Just after sunrise I was driving along and saw this creature on the right-hand side of the road. It took me a couple of seconds to realize that it was a brown hyena, something I had never seen before. I was quite surprised at how big it looked but learned later that they often make their fur stand upright to portray themselves as more threatening. Unfortunately, I only managed a quick, and not very good picture as I really had been unprepared to stop, and the hyena was on the move away from the road!
Next stop was for gas at Terrace Bay, which was a little adventure. As I drove into Terrace Bay there were some quite clear signs showing the ‘store’ and ‘filling station’ were to the right, the ‘restaurant’ and ‘campsites’ were to the left and the ‘fish-cleaning station’ was straight-ahead.
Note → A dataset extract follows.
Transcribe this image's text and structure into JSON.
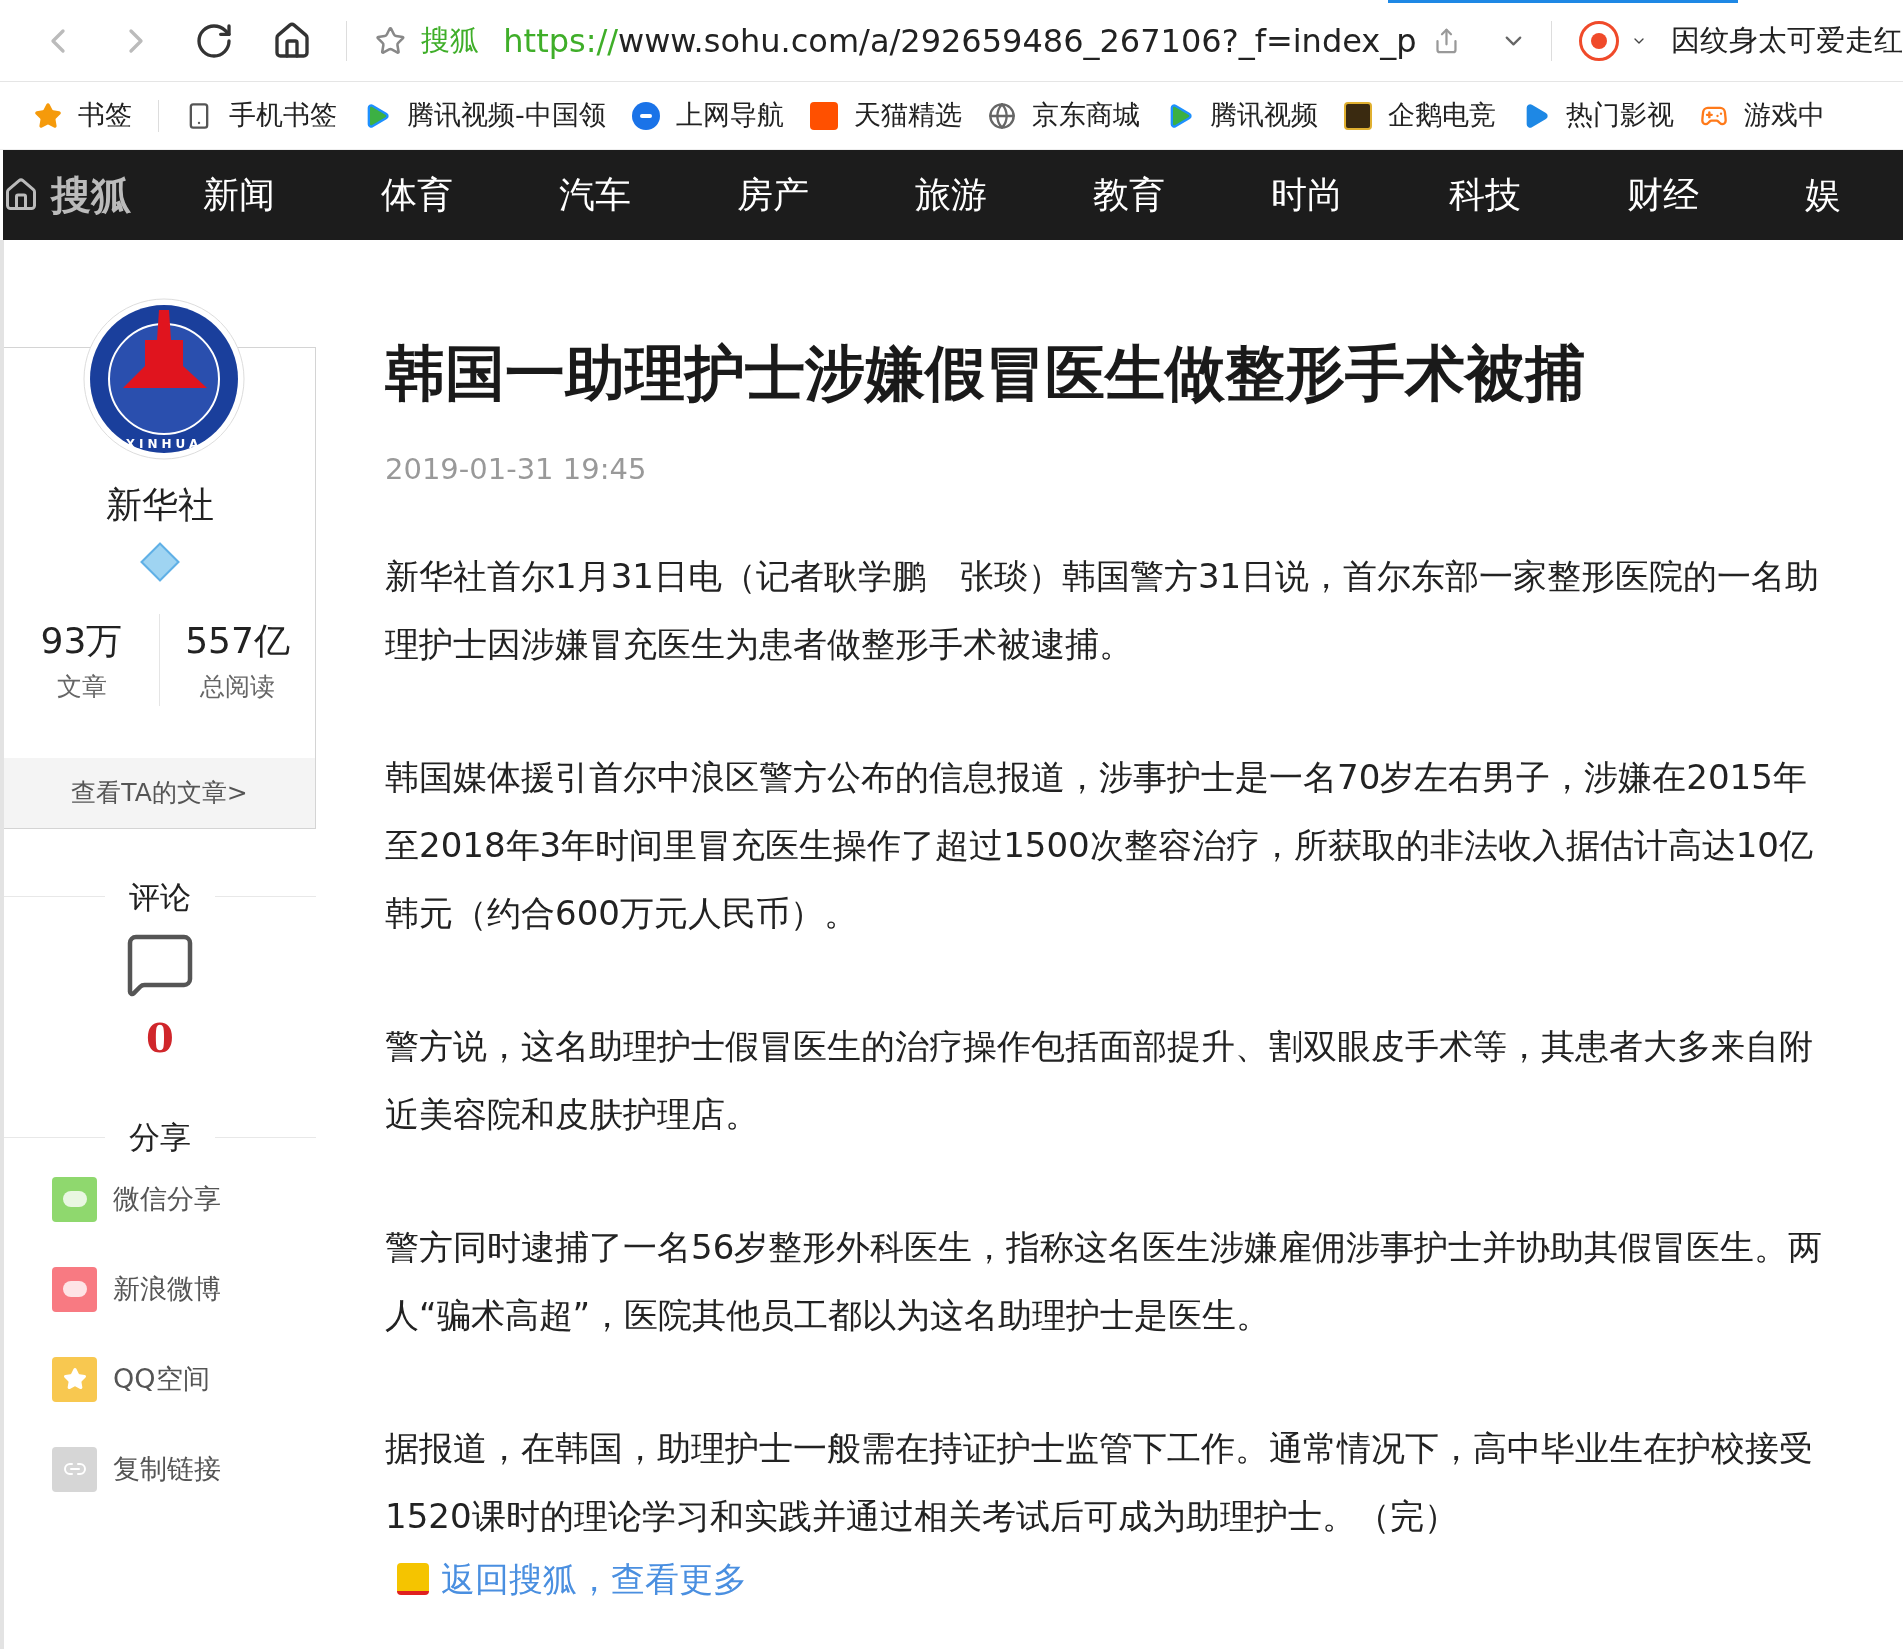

I turned to the right and started to look for the filling station but could not locate it. I did find the store though and so stopped to ask about the filling station. The very helpful lady told me it was just outside, so I went back outside and looked again and saw nothing but a couple of different small huts, none of which looked to be a filling station. So, I headed back inside and asked her if she could possibly show me where it was, with that, she walked outside and indeed pointed to the closest little hut and said someone would be right there to fill up the car. Sure enough, locked up inside the little hut was a gas pump!! Having filled the tank to the very top, I then went to leave for my next stop, Mowe Bay, a rendezvous point with the escort to show me the way to Shipwreck Lodge. But as I pulled out of the filling station I realized that there was no sign to Mowe Bay, or to anywhere outside of the various facilities of Terrace Bay. The road ahead had a fork to the right and to the left, and neither one looked more likely to be the right road to take.
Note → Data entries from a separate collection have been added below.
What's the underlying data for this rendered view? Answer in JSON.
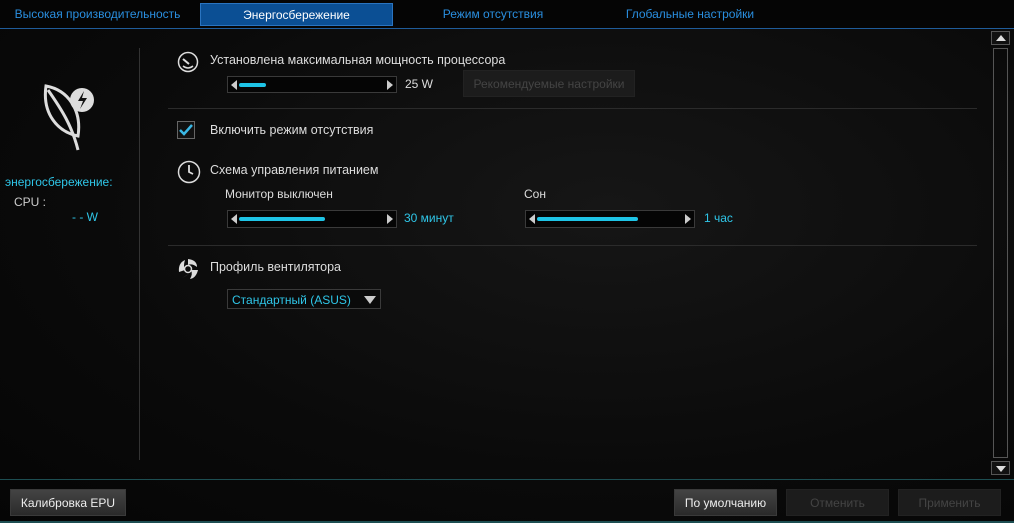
{
  "tabs": [
    {
      "label": "Высокая производительность"
    },
    {
      "label": "Энергосбережение"
    },
    {
      "label": "Режим отсутствия"
    },
    {
      "label": "Глобальные настройки"
    }
  ],
  "left": {
    "mode_label": "энергосбережение:",
    "cpu_label": "CPU :",
    "cpu_value": "- - W"
  },
  "cpu_power": {
    "label": "Установлена максимальная мощность процессора",
    "value": "25 W",
    "slider_percent": 18,
    "recommend_button": "Рекомендуемые настройки"
  },
  "away": {
    "label": "Включить режим отсутствия",
    "checked": true
  },
  "power_scheme": {
    "label": "Схема управления питанием",
    "monitor_label": "Монитор выключен",
    "monitor_value": "30 минут",
    "monitor_percent": 58,
    "sleep_label": "Сон",
    "sleep_value": "1 час",
    "sleep_percent": 68
  },
  "fan": {
    "label": "Профиль вентилятора",
    "selected": "Стандартный (ASUS)"
  },
  "footer": {
    "calibrate": "Калибровка EPU",
    "default": "По умолчанию",
    "cancel": "Отменить",
    "apply": "Применить"
  }
}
With that, I went back to the lady at the store and asked her which direction was the way to Mowe Bay. Of course, she told me to go “straight”. I tried to explain that there was a road that goes to the right and one to the left, but she kept just telling me to go “straight”, so I finally had to ask her to come outside for a second time and show me the correct road, which was the one to the left!
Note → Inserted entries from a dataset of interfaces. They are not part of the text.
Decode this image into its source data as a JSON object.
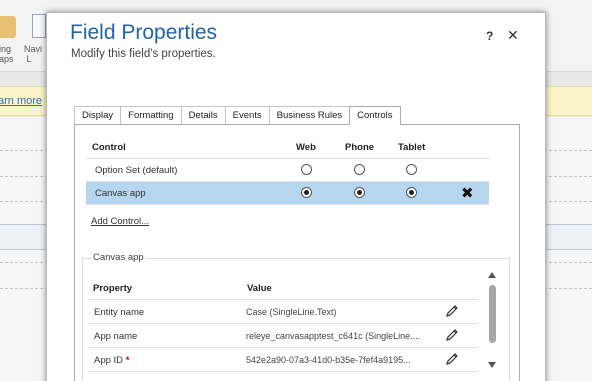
{
  "background": {
    "ribbon_labels": [
      "ing\naps",
      "Navi\nL"
    ],
    "learn_more": "arn more"
  },
  "dialog": {
    "title": "Field Properties",
    "subtitle": "Modify this field's properties.",
    "help": "?",
    "close": "✕"
  },
  "tabs": [
    "Display",
    "Formatting",
    "Details",
    "Events",
    "Business Rules",
    "Controls"
  ],
  "active_tab": "Controls",
  "controls": {
    "headers": {
      "control": "Control",
      "web": "Web",
      "phone": "Phone",
      "tablet": "Tablet"
    },
    "rows": [
      {
        "name": "Option Set (default)",
        "web": false,
        "phone": false,
        "tablet": false,
        "selected": false
      },
      {
        "name": "Canvas app",
        "web": true,
        "phone": true,
        "tablet": true,
        "selected": true
      }
    ],
    "remove_icon": "✖",
    "add_control": "Add Control..."
  },
  "canvas_app": {
    "legend": "Canvas app",
    "headers": {
      "property": "Property",
      "value": "Value"
    },
    "rows": [
      {
        "name": "Entity name",
        "value": "Case (SingleLine.Text)",
        "required": false
      },
      {
        "name": "App name",
        "value": "releye_canvasapptest_c641c (SingleLine....",
        "required": false
      },
      {
        "name": "App ID",
        "value": "542e2a90-07a3-41d0-b35e-7fef4a9195...",
        "required": true
      }
    ],
    "required_marker": "*"
  }
}
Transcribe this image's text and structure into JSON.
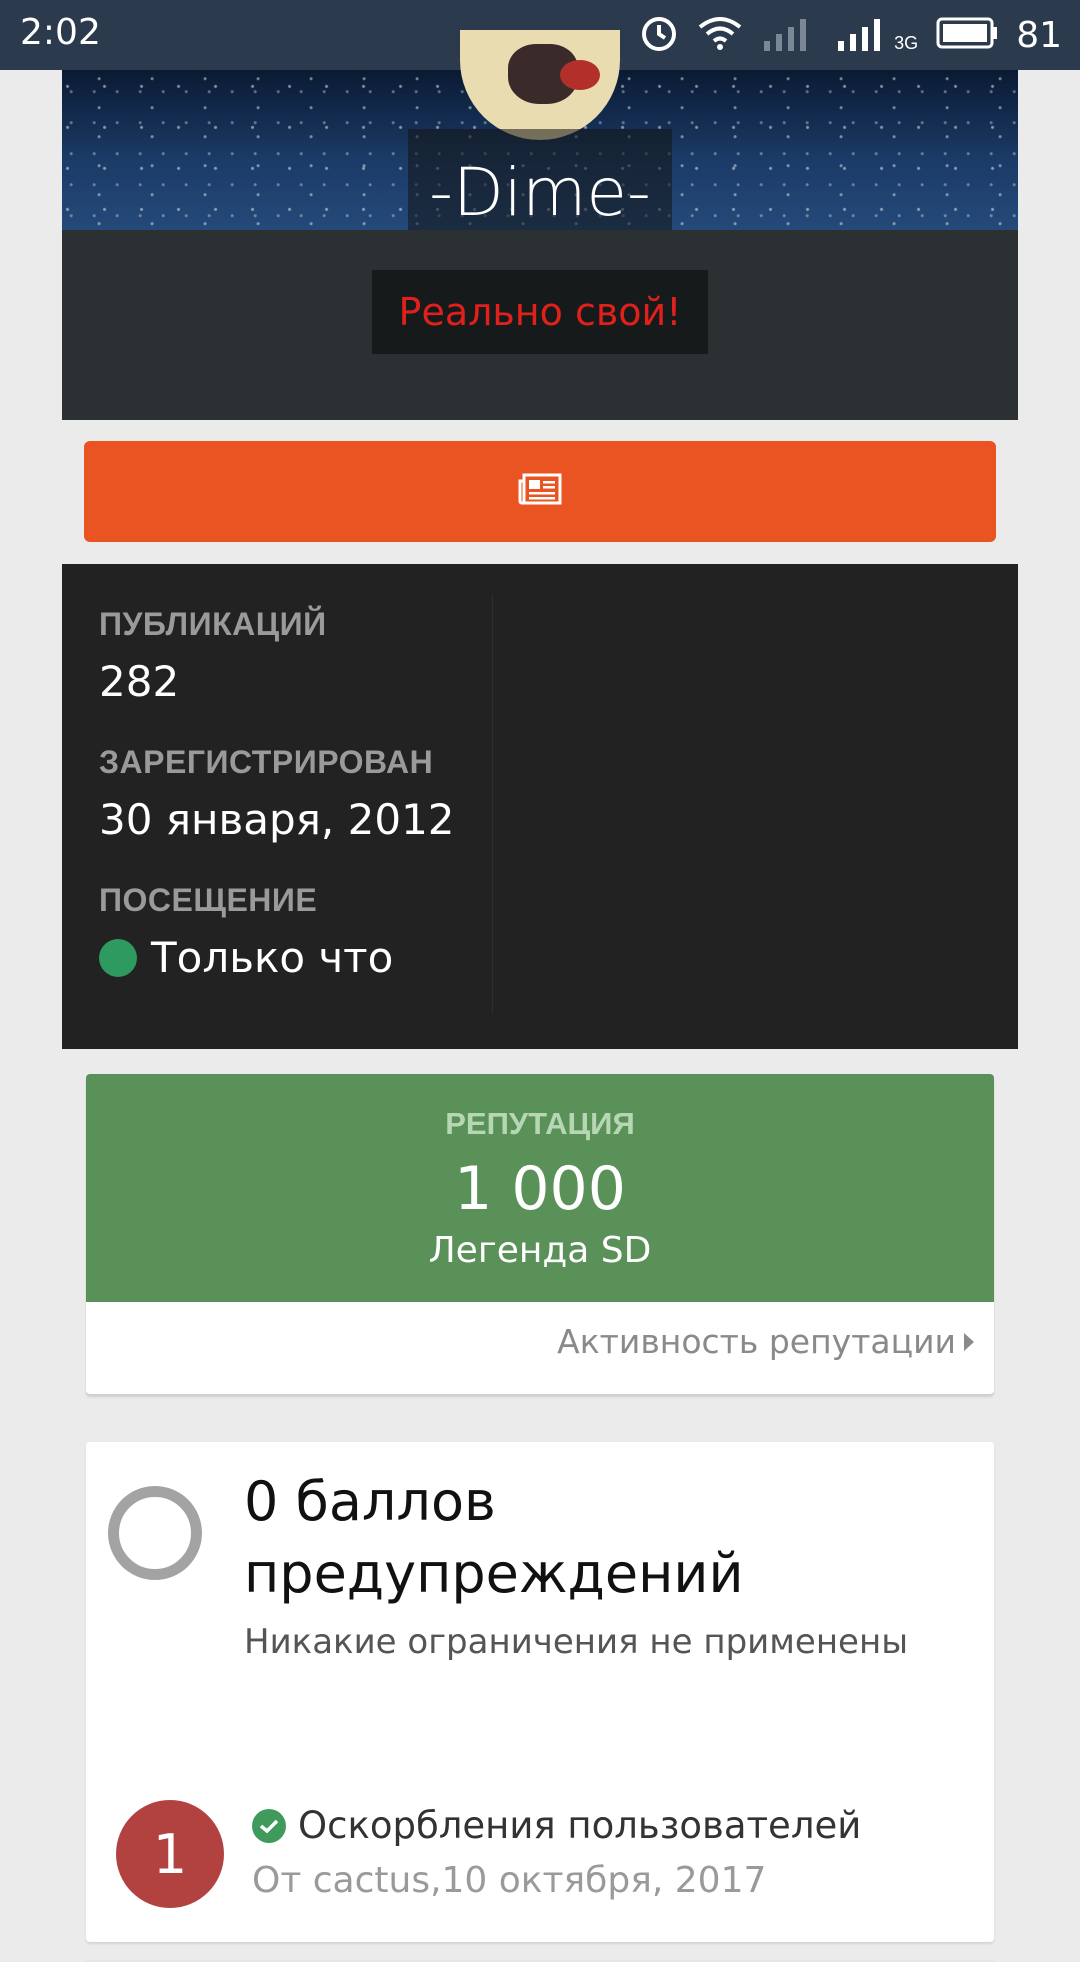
{
  "status_bar": {
    "time": "2:02",
    "battery": "81",
    "network": "3G"
  },
  "profile": {
    "name": "-Dime-",
    "title": "Реально свой!"
  },
  "stats": [
    {
      "label": "ПУБЛИКАЦИЙ",
      "value": "282"
    },
    {
      "label": "ЗАРЕГИСТРИРОВАН",
      "value": "30 января, 2012"
    },
    {
      "label": "ПОСЕЩЕНИЕ",
      "value": "Только что"
    }
  ],
  "reputation": {
    "label": "РЕПУТАЦИЯ",
    "value": "1 000",
    "rank": "Легенда SD",
    "activity_link": "Активность репутации"
  },
  "warnings": {
    "title": "0 баллов предупреждений",
    "subtitle": "Никакие ограничения не применены",
    "items": [
      {
        "points": "1",
        "reason": "Оскорбления пользователей",
        "meta": "От cactus,10 октября, 2017"
      }
    ]
  },
  "colors": {
    "status_bar": "#2b3a4d",
    "accent_button": "#ea5422",
    "reputation_green": "#5a9159",
    "warning_badge": "#b2423f",
    "title_red": "#e0201b",
    "online": "#2e9a5f"
  },
  "icons": {
    "orange_button": "newspaper-icon",
    "status": [
      "alarm-icon",
      "wifi-icon",
      "signal-icon",
      "battery-icon"
    ]
  }
}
As I left Terrace Bay, the “road” rapidly deteriorated to sand and dirt and I was pleased that I had also deflated my tires, as guided by Kastro, while filling up with gas. From here it was about two more hours driving to Mowe Bay, where I was scheduled to meet my escort at 11:00 am. I was quite pleased with myself as I drove into Mowe Bay at 10:55 am right on time 😊! I was met by Heidi who let me know that it was about another one and a half hours drive into Shipwreck Lodge, although that did include a few brief stops to check out a couple of the shipwrecks on the coast as we went. At this point, we were truly just driving along tracks in the sand dunes with, I noticed, poles sticking up out of the dunes every mile or two to indicate the route – now I understood why I needed the escort to find Shipwreck Lodge!!
Arriving at Shipwreck, I was immediately in awe of the location. It is the only property in that area of the coast and unlike the red dunes I experienced during the first few days of my trip, I was now surrounded by light golden and white sand that reached out to a rough and wild ocean.